Task description →
Below are records. Return each one exactly as written.

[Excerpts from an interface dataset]
────────────────────────────────────────
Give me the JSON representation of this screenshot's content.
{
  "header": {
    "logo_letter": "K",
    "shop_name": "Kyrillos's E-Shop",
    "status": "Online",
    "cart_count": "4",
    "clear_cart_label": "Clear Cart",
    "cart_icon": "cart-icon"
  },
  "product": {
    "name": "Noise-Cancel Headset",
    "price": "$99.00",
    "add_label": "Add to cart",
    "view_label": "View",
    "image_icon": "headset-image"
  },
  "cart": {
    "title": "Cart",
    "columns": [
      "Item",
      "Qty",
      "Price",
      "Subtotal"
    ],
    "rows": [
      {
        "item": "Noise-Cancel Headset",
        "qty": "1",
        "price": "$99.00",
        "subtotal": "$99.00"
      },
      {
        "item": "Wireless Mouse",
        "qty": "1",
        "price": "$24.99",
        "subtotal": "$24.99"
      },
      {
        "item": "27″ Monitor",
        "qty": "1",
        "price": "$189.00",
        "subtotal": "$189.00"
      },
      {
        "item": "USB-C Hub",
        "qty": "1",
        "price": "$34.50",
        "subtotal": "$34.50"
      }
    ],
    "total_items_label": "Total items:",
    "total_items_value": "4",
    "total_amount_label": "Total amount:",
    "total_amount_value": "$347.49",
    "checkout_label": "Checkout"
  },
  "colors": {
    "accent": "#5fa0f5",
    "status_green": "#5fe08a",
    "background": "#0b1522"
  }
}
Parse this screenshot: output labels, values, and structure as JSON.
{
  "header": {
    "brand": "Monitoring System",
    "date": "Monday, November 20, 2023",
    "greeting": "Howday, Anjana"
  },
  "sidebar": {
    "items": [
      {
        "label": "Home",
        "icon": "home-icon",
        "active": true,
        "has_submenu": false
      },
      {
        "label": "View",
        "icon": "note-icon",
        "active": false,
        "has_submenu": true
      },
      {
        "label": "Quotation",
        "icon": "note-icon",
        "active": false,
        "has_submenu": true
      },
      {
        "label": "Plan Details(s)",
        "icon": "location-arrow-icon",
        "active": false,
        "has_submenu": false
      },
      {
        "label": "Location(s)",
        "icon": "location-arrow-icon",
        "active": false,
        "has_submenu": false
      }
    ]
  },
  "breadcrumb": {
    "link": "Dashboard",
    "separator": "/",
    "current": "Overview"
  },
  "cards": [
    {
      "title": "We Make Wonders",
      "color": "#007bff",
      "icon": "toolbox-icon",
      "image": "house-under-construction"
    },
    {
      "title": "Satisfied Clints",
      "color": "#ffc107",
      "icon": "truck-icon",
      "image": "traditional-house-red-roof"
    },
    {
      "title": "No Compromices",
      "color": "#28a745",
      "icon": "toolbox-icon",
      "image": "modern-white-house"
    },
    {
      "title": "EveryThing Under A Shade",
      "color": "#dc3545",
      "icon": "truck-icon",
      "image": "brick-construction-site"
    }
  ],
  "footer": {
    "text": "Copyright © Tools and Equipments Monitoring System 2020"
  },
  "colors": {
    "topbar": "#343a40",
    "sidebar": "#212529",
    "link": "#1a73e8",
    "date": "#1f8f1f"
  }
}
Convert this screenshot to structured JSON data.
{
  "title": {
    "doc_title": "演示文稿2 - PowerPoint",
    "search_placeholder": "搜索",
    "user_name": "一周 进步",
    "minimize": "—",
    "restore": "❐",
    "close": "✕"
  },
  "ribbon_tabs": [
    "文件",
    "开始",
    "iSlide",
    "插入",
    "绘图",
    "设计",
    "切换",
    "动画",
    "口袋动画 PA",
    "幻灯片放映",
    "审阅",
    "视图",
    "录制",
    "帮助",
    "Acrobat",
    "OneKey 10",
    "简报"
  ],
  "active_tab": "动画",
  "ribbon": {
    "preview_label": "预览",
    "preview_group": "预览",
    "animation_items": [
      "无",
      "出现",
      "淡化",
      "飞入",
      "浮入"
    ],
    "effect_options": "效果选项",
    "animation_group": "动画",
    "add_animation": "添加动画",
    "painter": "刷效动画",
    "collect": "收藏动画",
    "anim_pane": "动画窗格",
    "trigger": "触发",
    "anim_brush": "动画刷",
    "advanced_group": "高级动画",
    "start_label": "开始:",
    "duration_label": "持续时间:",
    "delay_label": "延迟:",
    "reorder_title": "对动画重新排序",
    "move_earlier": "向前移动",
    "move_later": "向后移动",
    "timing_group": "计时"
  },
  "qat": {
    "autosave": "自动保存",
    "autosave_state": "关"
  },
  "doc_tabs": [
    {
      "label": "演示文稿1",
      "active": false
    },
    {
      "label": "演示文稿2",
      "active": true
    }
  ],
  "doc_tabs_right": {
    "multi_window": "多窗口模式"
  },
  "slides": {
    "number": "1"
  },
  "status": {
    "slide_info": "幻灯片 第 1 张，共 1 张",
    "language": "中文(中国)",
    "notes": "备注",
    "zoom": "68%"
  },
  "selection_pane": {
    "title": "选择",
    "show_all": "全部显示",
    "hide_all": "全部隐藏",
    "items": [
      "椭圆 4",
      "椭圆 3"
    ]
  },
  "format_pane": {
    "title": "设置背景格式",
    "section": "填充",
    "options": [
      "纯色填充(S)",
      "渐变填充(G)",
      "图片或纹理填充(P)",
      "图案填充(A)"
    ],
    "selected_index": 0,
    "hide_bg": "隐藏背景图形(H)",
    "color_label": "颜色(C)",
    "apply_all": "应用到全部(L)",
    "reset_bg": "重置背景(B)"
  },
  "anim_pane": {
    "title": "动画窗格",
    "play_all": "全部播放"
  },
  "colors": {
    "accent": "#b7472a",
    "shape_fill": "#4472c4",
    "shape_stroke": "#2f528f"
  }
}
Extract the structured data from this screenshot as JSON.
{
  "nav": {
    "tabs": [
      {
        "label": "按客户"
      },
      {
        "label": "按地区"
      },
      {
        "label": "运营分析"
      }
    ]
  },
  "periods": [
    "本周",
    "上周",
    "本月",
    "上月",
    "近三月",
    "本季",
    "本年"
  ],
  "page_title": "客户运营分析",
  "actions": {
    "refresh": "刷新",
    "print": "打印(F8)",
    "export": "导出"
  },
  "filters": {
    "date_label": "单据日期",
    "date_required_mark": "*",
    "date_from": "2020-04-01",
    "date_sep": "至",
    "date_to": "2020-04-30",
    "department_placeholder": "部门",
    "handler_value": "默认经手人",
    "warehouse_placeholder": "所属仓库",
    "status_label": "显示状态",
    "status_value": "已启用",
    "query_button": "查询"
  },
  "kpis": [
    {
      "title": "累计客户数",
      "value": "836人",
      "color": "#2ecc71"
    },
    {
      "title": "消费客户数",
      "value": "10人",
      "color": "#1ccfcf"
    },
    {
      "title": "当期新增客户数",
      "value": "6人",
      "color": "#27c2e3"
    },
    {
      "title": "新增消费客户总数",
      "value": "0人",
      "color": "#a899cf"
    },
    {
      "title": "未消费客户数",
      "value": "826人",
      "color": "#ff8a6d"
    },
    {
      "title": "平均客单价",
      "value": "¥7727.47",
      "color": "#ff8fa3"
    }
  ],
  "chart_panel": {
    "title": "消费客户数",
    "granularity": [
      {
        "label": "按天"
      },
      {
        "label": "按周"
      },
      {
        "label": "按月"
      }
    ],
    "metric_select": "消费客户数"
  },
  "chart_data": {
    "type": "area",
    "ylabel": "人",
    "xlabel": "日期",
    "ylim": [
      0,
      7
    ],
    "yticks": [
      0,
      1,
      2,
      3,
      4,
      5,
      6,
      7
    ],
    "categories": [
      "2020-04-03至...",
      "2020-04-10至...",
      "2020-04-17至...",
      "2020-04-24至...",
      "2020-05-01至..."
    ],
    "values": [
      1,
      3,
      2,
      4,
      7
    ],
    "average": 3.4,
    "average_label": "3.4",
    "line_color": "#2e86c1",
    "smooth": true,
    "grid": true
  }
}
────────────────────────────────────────
Written response →
Give me the JSON representation of this screenshot's content.
{
  "header": {
    "logo_letter": "K",
    "shop_name": "Kyrillos's E-Shop",
    "status": "Online",
    "cart_count": "4",
    "clear_cart_label": "Clear Cart",
    "cart_icon": "cart-icon"
  },
  "product": {
    "name": "Noise-Cancel Headset",
    "price": "$99.00",
    "add_label": "Add to cart",
    "view_label": "View",
    "image_icon": "headset-image"
  },
  "cart": {
    "title": "Cart",
    "columns": [
      "Item",
      "Qty",
      "Price",
      "Subtotal"
    ],
    "rows": [
      {
        "item": "Noise-Cancel Headset",
        "qty": "1",
        "price": "$99.00",
        "subtotal": "$99.00"
      },
      {
        "item": "Wireless Mouse",
        "qty": "1",
        "price": "$24.99",
        "subtotal": "$24.99"
      },
      {
        "item": "27″ Monitor",
        "qty": "1",
        "price": "$189.00",
        "subtotal": "$189.00"
      },
      {
        "item": "USB-C Hub",
        "qty": "1",
        "price": "$34.50",
        "subtotal": "$34.50"
      }
    ],
    "total_items_label": "Total items:",
    "total_items_value": "4",
    "total_amount_label": "Total amount:",
    "total_amount_value": "$347.49",
    "checkout_label": "Checkout"
  },
  "colors": {
    "accent": "#5fa0f5",
    "status_green": "#5fe08a",
    "background": "#0b1522"
  }
}
Parse this screenshot: output labels, values, and structure as JSON.
{
  "header": {
    "brand": "Monitoring System",
    "date": "Monday, November 20, 2023",
    "greeting": "Howday, Anjana"
  },
  "sidebar": {
    "items": [
      {
        "label": "Home",
        "icon": "home-icon",
        "active": true,
        "has_submenu": false
      },
      {
        "label": "View",
        "icon": "note-icon",
        "active": false,
        "has_submenu": true
      },
      {
        "label": "Quotation",
        "icon": "note-icon",
        "active": false,
        "has_submenu": true
      },
      {
        "label": "Plan Details(s)",
        "icon": "location-arrow-icon",
        "active": false,
        "has_submenu": false
      },
      {
        "label": "Location(s)",
        "icon": "location-arrow-icon",
        "active": false,
        "has_submenu": false
      }
    ]
  },
  "breadcrumb": {
    "link": "Dashboard",
    "separator": "/",
    "current": "Overview"
  },
  "cards": [
    {
      "title": "We Make Wonders",
      "color": "#007bff",
      "icon": "toolbox-icon",
      "image": "house-under-construction"
    },
    {
      "title": "Satisfied Clints",
      "color": "#ffc107",
      "icon": "truck-icon",
      "image": "traditional-house-red-roof"
    },
    {
      "title": "No Compromices",
      "color": "#28a745",
      "icon": "toolbox-icon",
      "image": "modern-white-house"
    },
    {
      "title": "EveryThing Under A Shade",
      "color": "#dc3545",
      "icon": "truck-icon",
      "image": "brick-construction-site"
    }
  ],
  "footer": {
    "text": "Copyright © Tools and Equipments Monitoring System 2020"
  },
  "colors": {
    "topbar": "#343a40",
    "sidebar": "#212529",
    "link": "#1a73e8",
    "date": "#1f8f1f"
  }
}
Convert this screenshot to structured JSON data.
{
  "title": {
    "doc_title": "演示文稿2 - PowerPoint",
    "search_placeholder": "搜索",
    "user_name": "一周 进步",
    "minimize": "—",
    "restore": "❐",
    "close": "✕"
  },
  "ribbon_tabs": [
    "文件",
    "开始",
    "iSlide",
    "插入",
    "绘图",
    "设计",
    "切换",
    "动画",
    "口袋动画 PA",
    "幻灯片放映",
    "审阅",
    "视图",
    "录制",
    "帮助",
    "Acrobat",
    "OneKey 10",
    "简报"
  ],
  "active_tab": "动画",
  "ribbon": {
    "preview_label": "预览",
    "preview_group": "预览",
    "animation_items": [
      "无",
      "出现",
      "淡化",
      "飞入",
      "浮入"
    ],
    "effect_options": "效果选项",
    "animation_group": "动画",
    "add_animation": "添加动画",
    "painter": "刷效动画",
    "collect": "收藏动画",
    "anim_pane": "动画窗格",
    "trigger": "触发",
    "anim_brush": "动画刷",
    "advanced_group": "高级动画",
    "start_label": "开始:",
    "duration_label": "持续时间:",
    "delay_label": "延迟:",
    "reorder_title": "对动画重新排序",
    "move_earlier": "向前移动",
    "move_later": "向后移动",
    "timing_group": "计时"
  },
  "qat": {
    "autosave": "自动保存",
    "autosave_state": "关"
  },
  "doc_tabs": [
    {
      "label": "演示文稿1",
      "active": false
    },
    {
      "label": "演示文稿2",
      "active": true
    }
  ],
  "doc_tabs_right": {
    "multi_window": "多窗口模式"
  },
  "slides": {
    "number": "1"
  },
  "status": {
    "slide_info": "幻灯片 第 1 张，共 1 张",
    "language": "中文(中国)",
    "notes": "备注",
    "zoom": "68%"
  },
  "selection_pane": {
    "title": "选择",
    "show_all": "全部显示",
    "hide_all": "全部隐藏",
    "items": [
      "椭圆 4",
      "椭圆 3"
    ]
  },
  "format_pane": {
    "title": "设置背景格式",
    "section": "填充",
    "options": [
      "纯色填充(S)",
      "渐变填充(G)",
      "图片或纹理填充(P)",
      "图案填充(A)"
    ],
    "selected_index": 0,
    "hide_bg": "隐藏背景图形(H)",
    "color_label": "颜色(C)",
    "apply_all": "应用到全部(L)",
    "reset_bg": "重置背景(B)"
  },
  "anim_pane": {
    "title": "动画窗格",
    "play_all": "全部播放"
  },
  "colors": {
    "accent": "#b7472a",
    "shape_fill": "#4472c4",
    "shape_stroke": "#2f528f"
  }
}
Extract the structured data from this screenshot as JSON.
{
  "nav": {
    "tabs": [
      {
        "label": "按客户"
      },
      {
        "label": "按地区"
      },
      {
        "label": "运营分析"
      }
    ]
  },
  "periods": [
    "本周",
    "上周",
    "本月",
    "上月",
    "近三月",
    "本季",
    "本年"
  ],
  "page_title": "客户运营分析",
  "actions": {
    "refresh": "刷新",
    "print": "打印(F8)",
    "export": "导出"
  },
  "filters": {
    "date_label": "单据日期",
    "date_required_mark": "*",
    "date_from": "2020-04-01",
    "date_sep": "至",
    "date_to": "2020-04-30",
    "department_placeholder": "部门",
    "handler_value": "默认经手人",
    "warehouse_placeholder": "所属仓库",
    "status_label": "显示状态",
    "status_value": "已启用",
    "query_button": "查询"
  },
  "kpis": [
    {
      "title": "累计客户数",
      "value": "836人",
      "color": "#2ecc71"
    },
    {
      "title": "消费客户数",
      "value": "10人",
      "color": "#1ccfcf"
    },
    {
      "title": "当期新增客户数",
      "value": "6人",
      "color": "#27c2e3"
    },
    {
      "title": "新增消费客户总数",
      "value": "0人",
      "color": "#a899cf"
    },
    {
      "title": "未消费客户数",
      "value": "826人",
      "color": "#ff8a6d"
    },
    {
      "title": "平均客单价",
      "value": "¥7727.47",
      "color": "#ff8fa3"
    }
  ],
  "chart_panel": {
    "title": "消费客户数",
    "granularity": [
      {
        "label": "按天"
      },
      {
        "label": "按周"
      },
      {
        "label": "按月"
      }
    ],
    "metric_select": "消费客户数"
  },
  "chart_data": {
    "type": "area",
    "ylabel": "人",
    "xlabel": "日期",
    "ylim": [
      0,
      7
    ],
    "yticks": [
      0,
      1,
      2,
      3,
      4,
      5,
      6,
      7
    ],
    "categories": [
      "2020-04-03至...",
      "2020-04-10至...",
      "2020-04-17至...",
      "2020-04-24至...",
      "2020-05-01至..."
    ],
    "values": [
      1,
      3,
      2,
      4,
      7
    ],
    "average": 3.4,
    "average_label": "3.4",
    "line_color": "#2e86c1",
    "smooth": true,
    "grid": true
  }
}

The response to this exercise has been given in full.